App and web page records
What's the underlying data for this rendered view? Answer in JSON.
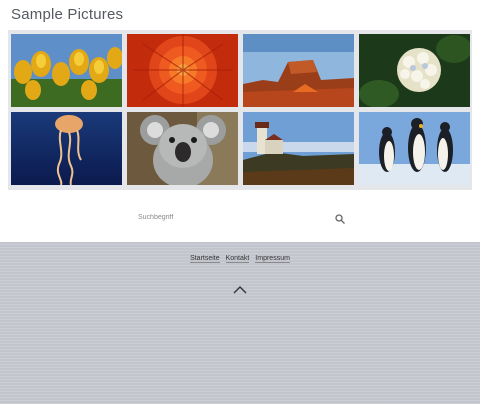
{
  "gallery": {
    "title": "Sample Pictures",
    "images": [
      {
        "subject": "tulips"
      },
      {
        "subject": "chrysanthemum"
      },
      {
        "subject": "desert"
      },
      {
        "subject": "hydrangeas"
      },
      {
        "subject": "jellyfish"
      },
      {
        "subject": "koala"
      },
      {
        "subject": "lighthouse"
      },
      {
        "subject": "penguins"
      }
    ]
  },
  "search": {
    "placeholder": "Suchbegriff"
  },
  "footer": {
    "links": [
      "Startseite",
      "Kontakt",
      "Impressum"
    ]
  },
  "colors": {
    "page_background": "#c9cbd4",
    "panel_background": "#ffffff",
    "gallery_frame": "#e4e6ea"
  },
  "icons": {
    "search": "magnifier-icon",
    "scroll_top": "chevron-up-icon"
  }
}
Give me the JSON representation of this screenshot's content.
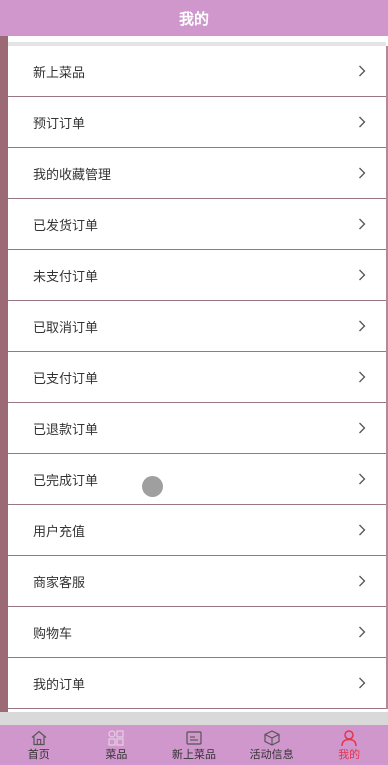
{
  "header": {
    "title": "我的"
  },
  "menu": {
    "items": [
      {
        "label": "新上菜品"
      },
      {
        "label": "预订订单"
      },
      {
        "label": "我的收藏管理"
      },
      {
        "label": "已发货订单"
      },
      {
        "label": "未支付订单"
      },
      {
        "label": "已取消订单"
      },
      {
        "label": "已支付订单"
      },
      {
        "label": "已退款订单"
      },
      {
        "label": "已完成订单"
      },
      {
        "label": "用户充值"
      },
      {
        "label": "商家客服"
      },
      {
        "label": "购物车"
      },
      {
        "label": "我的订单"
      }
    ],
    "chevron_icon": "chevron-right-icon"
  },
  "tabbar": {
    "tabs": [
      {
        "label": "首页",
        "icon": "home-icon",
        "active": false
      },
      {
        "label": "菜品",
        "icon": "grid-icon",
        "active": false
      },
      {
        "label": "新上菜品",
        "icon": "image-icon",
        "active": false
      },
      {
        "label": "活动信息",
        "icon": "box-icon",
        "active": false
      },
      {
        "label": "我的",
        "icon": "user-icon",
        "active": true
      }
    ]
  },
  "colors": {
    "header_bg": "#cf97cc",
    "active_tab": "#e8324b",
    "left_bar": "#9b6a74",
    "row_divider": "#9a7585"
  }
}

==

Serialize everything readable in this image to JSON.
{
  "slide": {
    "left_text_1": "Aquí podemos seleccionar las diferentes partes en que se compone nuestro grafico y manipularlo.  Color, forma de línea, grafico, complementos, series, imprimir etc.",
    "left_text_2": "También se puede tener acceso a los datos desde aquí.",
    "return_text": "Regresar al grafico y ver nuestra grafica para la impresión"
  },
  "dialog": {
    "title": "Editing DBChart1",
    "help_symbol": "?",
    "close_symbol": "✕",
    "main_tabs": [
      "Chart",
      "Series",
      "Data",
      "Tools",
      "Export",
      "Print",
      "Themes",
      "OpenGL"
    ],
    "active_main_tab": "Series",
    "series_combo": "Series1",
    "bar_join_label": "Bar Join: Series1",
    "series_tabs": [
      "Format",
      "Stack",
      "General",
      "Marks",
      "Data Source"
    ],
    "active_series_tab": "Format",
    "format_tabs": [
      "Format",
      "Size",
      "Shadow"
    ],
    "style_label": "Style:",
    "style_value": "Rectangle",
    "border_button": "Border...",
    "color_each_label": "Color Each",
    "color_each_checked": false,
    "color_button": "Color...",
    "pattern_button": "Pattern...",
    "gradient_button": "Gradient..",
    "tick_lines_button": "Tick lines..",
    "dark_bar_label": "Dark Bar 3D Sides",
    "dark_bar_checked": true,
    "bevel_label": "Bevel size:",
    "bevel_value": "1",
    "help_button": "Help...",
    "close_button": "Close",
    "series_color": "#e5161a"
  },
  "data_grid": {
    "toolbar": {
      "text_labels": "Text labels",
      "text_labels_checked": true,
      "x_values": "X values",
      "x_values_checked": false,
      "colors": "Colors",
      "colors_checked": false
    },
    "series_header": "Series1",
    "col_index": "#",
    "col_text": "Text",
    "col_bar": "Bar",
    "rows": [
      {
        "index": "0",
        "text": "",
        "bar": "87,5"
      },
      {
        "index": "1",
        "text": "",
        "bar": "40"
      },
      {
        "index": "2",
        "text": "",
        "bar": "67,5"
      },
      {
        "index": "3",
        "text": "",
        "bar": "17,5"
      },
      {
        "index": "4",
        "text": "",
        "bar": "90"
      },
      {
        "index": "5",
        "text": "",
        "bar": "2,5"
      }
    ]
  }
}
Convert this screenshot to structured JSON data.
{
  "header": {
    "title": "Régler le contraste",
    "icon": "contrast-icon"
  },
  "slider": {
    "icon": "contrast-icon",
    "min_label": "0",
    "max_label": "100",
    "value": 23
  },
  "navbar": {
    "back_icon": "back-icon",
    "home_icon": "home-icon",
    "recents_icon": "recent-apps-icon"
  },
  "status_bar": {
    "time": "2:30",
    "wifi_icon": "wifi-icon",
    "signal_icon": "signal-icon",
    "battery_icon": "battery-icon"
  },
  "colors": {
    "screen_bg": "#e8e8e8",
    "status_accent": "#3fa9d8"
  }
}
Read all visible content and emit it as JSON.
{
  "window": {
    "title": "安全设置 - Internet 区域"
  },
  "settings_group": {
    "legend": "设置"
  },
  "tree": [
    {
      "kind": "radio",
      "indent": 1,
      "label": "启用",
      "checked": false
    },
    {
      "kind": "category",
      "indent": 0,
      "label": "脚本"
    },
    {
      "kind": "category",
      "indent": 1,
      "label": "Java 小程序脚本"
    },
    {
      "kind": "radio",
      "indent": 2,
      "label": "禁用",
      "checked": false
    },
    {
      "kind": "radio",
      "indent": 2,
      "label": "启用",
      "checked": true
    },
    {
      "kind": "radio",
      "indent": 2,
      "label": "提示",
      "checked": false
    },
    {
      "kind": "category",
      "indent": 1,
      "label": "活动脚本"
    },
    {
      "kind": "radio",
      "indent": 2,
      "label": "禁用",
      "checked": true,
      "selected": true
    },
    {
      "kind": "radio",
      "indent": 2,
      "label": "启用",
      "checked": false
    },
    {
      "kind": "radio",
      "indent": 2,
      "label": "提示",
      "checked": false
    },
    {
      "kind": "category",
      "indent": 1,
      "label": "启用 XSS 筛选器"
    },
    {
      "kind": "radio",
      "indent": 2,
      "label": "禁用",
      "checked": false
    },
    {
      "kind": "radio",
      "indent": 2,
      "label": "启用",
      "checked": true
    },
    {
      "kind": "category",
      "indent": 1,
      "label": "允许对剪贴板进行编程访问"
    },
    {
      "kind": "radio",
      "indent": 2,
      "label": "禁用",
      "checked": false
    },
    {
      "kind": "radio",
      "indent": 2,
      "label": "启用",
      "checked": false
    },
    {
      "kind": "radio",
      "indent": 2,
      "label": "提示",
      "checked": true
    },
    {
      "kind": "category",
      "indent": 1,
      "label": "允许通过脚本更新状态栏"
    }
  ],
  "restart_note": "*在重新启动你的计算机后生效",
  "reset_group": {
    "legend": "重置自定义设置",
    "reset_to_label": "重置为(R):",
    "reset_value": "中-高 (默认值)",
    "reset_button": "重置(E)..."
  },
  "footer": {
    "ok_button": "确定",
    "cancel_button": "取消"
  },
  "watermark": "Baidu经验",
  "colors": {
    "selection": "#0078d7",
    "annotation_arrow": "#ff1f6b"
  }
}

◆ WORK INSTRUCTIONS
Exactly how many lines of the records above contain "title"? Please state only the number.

◆ TASK OUTPUT
5